Height, 4.3 mm.; width, 2.0 mm.
Eight specimens collected. K. islandica Marwick has the columella arcuate, a differently shaped inner lip, and spirals over whole surface. K. haroldi Marwick is much larger and has the columella concave.
Atys (Aliculastrum) lacrimula n.sp. (Fig. 32).
Shell small, spire involute, summit perforated, posterior of aperture produced and notched. Posterior end of shell much narrower than anterior. Aperture extending whole length of shell, widening in front. Basal lip broadly rounded; columella thick, a weak fold appearing internally; outer lip almost straight, twisted, over behind and bearing a small fold near its insertion in apex. Body-whorl narrow behind, faintly concave towards posterior, expanding con-
siderably below, its outline broadly and gently rounded. Surfacewith, low, vertical, fairly regular growth-plications and faint spiral grooves, more numerous and closely spaced towards each extremity, elsewhere extremely faint and wide apart, apparently easily worn off. A moderate umbilical groove borders left of columella.
Height, 4.0 mm.; width, 2.0 mm.
Twelve specimens collected. This shell bears a striking resemblance to Volvulella dekayi (Lea) figured by Cossmann (Essais, pl. 4, figs. 1, 2, 1895), on which species Cossmann based his diagnosis of Volvulella. It is also reminiscent in general build of Retusa chipolana Dall from the Chipola Oligocene (Trans. Wag. Free Inst. Sc. Phil., vol. 3, pt. 6, pi. 59, fig. 9, 1903).
Cadulus zecaninus n.sp. (Fig. 18).
Shell small, surface perfectly smooth, shining; lightly curved, notably swollen at middle; outer side of shell curved almost uniformly, though straightening a little below; inner side straight below, swollen at middle, concave above that.
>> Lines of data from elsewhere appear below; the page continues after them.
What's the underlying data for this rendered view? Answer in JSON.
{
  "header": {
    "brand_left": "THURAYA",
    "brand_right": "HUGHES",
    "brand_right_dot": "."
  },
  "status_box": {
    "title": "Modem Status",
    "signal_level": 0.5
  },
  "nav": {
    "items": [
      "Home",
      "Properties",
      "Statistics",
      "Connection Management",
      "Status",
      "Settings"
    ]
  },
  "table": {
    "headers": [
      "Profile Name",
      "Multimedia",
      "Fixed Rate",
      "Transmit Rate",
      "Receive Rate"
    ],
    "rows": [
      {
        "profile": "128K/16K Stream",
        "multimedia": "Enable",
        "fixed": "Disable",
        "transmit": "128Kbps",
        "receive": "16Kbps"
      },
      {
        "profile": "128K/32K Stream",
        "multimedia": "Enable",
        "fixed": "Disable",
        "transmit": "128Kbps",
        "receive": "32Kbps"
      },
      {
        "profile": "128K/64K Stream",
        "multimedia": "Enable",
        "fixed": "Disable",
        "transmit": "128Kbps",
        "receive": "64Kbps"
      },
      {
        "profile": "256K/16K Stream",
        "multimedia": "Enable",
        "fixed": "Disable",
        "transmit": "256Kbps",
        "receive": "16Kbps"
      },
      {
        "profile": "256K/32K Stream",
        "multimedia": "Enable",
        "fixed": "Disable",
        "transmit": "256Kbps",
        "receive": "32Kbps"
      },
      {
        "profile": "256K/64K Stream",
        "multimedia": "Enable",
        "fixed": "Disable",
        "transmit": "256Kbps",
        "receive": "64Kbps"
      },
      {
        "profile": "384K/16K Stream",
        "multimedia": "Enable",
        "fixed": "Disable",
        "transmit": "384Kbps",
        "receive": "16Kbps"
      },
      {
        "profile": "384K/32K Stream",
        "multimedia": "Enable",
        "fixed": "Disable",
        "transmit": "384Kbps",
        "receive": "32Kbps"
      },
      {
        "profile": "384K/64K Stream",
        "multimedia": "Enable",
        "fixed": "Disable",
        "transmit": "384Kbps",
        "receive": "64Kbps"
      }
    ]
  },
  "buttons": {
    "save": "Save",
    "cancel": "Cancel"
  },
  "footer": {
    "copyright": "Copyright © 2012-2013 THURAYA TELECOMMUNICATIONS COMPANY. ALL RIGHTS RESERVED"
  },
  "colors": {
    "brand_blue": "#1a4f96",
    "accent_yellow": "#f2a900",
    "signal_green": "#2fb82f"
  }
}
Aperture broken, but apparently broadly oval; posterior opening circular, edge thin.
Length, 3.9 mm.; diameter (greatest), 0.95 mm.
Four specimens collected. Probably the “Cadulus delicatulus Suter” of Marshall's list.